--- Data in this exercise Enclosed Below ---

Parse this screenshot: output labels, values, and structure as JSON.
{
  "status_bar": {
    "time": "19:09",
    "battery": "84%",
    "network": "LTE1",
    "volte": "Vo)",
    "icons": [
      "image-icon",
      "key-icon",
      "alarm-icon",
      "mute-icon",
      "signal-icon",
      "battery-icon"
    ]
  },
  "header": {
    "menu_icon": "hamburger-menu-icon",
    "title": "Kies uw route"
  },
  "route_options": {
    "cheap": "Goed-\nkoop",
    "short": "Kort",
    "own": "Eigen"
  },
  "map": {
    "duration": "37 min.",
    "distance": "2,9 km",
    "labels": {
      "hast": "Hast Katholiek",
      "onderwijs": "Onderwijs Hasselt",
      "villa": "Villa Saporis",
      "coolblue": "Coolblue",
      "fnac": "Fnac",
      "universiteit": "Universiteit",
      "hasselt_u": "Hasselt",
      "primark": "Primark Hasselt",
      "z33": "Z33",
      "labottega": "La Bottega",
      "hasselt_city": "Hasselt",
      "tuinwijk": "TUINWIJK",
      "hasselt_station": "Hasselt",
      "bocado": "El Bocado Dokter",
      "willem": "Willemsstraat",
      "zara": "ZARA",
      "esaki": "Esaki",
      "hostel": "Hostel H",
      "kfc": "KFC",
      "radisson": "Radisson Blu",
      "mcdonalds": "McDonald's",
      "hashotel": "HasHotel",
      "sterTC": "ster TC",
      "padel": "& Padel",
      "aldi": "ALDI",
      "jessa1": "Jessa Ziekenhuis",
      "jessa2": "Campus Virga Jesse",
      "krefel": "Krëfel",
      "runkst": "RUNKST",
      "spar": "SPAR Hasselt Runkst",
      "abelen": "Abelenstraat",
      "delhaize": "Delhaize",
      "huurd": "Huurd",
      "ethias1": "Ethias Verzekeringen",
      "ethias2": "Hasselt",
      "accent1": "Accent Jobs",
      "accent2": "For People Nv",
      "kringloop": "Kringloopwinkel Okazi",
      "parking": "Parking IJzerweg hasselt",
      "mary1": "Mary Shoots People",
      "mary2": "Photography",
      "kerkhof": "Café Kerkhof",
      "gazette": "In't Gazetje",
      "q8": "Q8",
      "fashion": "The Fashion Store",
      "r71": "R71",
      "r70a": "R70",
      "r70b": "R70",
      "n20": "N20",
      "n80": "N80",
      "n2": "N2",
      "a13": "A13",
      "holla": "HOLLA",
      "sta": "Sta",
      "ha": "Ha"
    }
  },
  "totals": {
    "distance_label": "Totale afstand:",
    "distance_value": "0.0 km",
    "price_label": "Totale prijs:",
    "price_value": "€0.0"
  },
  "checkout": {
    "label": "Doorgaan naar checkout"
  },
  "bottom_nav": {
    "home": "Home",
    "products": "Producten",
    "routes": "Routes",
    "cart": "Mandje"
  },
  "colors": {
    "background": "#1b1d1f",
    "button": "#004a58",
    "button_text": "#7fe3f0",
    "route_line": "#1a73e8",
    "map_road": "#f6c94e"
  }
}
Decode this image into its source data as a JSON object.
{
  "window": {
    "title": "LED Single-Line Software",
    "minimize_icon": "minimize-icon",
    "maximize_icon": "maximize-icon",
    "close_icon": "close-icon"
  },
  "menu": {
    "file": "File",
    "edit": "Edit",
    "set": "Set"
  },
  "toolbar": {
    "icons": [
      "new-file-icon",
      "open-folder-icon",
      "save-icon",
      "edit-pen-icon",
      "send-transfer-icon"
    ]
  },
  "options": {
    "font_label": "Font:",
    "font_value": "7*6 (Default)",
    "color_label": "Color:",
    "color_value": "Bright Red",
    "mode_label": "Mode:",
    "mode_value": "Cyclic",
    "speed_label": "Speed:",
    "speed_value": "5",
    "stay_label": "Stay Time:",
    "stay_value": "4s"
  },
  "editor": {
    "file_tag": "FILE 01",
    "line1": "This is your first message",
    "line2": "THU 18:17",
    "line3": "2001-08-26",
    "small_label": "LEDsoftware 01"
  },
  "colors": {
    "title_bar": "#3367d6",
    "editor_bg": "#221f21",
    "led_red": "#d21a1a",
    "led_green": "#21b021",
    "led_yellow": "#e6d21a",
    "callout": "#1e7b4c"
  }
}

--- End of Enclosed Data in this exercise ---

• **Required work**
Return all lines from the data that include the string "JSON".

• **Solution for this exercise**
Parse this screenshot: output labels, values, and structure as JSON.
Decode this image into its source data as a JSON object.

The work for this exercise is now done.